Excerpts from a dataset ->
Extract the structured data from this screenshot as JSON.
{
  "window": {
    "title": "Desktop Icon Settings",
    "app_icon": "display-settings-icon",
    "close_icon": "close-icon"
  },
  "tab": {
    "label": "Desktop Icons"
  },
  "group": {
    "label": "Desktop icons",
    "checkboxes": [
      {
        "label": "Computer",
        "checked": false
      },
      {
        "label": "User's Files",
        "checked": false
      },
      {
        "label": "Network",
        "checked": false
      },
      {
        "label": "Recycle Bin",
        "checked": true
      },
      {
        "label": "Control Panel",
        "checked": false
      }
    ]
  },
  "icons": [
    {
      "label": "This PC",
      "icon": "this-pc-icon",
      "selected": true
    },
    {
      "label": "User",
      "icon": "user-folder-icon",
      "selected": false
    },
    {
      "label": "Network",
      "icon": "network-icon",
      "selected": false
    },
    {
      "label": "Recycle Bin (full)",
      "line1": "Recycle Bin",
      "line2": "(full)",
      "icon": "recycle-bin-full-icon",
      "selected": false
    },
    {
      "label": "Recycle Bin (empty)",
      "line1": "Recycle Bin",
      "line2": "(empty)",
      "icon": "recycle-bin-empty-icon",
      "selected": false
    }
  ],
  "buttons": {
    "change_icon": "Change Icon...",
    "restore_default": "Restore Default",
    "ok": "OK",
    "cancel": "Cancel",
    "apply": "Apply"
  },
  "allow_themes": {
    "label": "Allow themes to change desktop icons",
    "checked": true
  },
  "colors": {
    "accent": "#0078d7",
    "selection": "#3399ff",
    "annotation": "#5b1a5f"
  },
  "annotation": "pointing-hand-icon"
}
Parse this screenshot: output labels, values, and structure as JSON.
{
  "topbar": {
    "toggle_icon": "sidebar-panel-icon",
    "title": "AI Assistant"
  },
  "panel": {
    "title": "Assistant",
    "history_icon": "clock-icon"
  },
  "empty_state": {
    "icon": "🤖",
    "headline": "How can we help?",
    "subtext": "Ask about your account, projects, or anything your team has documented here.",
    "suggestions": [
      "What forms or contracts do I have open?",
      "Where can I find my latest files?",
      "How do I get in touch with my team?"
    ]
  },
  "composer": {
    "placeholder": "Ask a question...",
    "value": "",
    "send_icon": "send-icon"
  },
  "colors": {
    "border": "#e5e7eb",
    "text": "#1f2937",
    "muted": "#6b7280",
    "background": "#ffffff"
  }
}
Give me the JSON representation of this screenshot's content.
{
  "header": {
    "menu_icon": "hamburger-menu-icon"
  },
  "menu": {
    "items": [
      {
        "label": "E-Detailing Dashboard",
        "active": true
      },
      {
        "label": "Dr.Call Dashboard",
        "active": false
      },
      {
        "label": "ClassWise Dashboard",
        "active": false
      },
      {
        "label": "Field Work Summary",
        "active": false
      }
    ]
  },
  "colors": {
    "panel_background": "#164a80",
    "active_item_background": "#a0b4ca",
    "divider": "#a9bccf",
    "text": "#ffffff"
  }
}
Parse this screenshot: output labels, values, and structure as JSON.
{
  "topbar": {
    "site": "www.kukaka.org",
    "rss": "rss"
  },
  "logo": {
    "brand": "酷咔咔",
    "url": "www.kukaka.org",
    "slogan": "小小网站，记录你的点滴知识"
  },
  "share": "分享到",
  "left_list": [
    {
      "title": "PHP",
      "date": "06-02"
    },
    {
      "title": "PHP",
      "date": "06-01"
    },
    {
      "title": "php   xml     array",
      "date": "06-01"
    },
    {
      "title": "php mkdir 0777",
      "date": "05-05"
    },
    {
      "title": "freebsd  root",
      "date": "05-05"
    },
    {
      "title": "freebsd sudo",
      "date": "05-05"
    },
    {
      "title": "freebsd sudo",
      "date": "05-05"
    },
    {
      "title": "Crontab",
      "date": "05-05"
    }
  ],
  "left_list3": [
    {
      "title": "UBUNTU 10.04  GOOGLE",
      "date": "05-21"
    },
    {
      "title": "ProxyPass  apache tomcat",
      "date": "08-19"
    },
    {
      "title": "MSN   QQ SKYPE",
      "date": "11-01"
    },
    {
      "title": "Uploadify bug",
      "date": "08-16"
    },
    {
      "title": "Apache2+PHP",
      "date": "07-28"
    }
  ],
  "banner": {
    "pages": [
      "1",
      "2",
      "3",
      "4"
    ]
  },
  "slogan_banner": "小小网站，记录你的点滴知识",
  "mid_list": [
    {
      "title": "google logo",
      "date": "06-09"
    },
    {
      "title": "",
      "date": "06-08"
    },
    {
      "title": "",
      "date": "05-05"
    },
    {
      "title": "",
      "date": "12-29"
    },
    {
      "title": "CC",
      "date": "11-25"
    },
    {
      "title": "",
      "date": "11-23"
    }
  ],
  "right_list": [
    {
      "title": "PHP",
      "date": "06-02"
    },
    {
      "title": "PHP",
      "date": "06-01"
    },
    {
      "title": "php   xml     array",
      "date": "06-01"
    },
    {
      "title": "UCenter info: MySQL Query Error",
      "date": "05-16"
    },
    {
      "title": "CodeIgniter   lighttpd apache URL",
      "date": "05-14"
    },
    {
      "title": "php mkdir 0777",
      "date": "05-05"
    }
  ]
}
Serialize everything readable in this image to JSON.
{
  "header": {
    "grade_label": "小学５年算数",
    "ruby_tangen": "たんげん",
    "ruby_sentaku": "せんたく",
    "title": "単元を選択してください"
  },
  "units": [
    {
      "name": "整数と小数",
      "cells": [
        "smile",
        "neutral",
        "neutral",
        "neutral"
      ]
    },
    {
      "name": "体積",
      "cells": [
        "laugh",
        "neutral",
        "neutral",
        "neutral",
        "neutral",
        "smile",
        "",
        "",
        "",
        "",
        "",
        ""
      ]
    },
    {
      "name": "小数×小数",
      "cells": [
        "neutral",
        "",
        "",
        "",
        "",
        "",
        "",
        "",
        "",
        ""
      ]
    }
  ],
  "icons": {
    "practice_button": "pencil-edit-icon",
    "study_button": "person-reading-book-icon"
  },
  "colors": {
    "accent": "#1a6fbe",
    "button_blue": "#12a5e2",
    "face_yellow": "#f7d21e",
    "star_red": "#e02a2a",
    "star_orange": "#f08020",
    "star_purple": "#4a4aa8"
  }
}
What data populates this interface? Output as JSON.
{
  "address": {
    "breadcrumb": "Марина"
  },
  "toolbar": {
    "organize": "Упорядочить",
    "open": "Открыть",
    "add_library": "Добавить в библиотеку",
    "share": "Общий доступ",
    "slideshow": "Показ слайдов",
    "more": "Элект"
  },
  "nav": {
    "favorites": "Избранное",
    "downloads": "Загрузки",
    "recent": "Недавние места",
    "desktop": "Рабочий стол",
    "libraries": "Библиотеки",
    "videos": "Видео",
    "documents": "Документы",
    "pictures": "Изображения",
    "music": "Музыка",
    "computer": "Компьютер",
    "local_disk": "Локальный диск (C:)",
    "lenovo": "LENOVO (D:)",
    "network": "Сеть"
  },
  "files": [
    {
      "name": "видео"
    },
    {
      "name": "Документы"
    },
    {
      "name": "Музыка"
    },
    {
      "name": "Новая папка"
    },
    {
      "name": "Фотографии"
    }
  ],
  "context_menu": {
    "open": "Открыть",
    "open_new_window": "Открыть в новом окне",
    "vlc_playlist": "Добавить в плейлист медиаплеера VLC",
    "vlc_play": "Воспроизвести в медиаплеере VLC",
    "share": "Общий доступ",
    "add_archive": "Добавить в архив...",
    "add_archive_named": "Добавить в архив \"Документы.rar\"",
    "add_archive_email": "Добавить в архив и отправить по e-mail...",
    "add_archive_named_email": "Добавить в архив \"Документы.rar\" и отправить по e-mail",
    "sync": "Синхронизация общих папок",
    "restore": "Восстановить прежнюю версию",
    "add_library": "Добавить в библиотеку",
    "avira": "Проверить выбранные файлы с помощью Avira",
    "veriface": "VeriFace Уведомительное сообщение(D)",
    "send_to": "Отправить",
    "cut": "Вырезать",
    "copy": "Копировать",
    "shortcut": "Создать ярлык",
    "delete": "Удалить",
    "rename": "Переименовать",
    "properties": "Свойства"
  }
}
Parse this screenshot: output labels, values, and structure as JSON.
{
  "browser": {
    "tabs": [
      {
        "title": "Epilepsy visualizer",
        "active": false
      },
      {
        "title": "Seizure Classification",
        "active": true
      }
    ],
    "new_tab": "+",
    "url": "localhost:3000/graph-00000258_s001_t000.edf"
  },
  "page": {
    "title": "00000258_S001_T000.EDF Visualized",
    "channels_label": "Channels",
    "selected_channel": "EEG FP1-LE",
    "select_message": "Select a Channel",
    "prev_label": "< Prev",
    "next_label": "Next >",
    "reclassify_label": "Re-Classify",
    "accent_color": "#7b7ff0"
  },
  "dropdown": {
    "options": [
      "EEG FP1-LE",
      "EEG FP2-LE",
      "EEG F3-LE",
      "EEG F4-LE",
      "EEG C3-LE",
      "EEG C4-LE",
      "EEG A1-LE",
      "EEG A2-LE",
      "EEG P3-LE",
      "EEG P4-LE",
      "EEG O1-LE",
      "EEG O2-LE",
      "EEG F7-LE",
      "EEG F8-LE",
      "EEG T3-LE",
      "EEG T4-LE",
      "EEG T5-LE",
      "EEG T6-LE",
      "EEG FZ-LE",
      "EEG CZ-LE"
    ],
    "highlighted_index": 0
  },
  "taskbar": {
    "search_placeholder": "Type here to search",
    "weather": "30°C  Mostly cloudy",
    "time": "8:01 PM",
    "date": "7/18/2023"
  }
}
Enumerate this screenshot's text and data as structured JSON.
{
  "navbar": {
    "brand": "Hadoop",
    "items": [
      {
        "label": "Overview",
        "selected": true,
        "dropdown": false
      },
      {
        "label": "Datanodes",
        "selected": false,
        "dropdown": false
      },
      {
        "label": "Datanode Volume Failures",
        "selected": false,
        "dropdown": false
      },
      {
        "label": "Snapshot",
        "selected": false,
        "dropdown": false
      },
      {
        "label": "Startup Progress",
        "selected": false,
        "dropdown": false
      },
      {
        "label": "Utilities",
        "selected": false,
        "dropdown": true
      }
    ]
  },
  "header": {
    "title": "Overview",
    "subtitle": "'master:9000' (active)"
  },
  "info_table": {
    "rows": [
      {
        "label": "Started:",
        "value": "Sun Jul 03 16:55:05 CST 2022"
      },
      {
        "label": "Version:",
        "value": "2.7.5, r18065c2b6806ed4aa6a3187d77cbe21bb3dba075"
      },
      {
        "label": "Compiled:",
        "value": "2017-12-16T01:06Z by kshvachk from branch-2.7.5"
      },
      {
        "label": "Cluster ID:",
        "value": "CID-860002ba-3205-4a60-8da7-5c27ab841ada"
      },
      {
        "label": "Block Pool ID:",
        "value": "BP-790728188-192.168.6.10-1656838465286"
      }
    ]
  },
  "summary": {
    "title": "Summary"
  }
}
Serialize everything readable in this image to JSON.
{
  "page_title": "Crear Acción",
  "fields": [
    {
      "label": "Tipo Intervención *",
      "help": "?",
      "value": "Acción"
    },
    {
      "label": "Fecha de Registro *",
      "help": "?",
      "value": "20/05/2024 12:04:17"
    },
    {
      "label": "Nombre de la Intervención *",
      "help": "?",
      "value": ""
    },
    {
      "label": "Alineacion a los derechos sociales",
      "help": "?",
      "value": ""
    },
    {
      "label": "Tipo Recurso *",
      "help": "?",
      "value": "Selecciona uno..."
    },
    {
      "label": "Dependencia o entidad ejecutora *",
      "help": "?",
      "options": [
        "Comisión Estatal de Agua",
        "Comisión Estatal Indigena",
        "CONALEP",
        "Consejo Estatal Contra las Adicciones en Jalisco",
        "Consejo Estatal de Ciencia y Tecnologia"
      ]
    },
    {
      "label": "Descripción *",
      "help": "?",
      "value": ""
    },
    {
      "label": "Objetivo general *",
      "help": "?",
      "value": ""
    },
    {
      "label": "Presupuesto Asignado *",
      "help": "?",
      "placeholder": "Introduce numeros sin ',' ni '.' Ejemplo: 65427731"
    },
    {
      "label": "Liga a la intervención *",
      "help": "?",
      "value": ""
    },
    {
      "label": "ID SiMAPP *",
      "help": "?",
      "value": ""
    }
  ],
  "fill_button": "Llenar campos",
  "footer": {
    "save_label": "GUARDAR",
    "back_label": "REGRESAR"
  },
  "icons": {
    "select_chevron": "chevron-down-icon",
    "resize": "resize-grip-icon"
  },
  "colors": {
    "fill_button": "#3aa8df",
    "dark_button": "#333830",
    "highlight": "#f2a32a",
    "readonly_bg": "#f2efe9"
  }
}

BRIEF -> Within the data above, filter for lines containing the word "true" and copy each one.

RESULT ->
        "checked": true
      "selected": true
    "checked": true
        "active": true
        "active": true
        "selected": true,
        "dropdown": true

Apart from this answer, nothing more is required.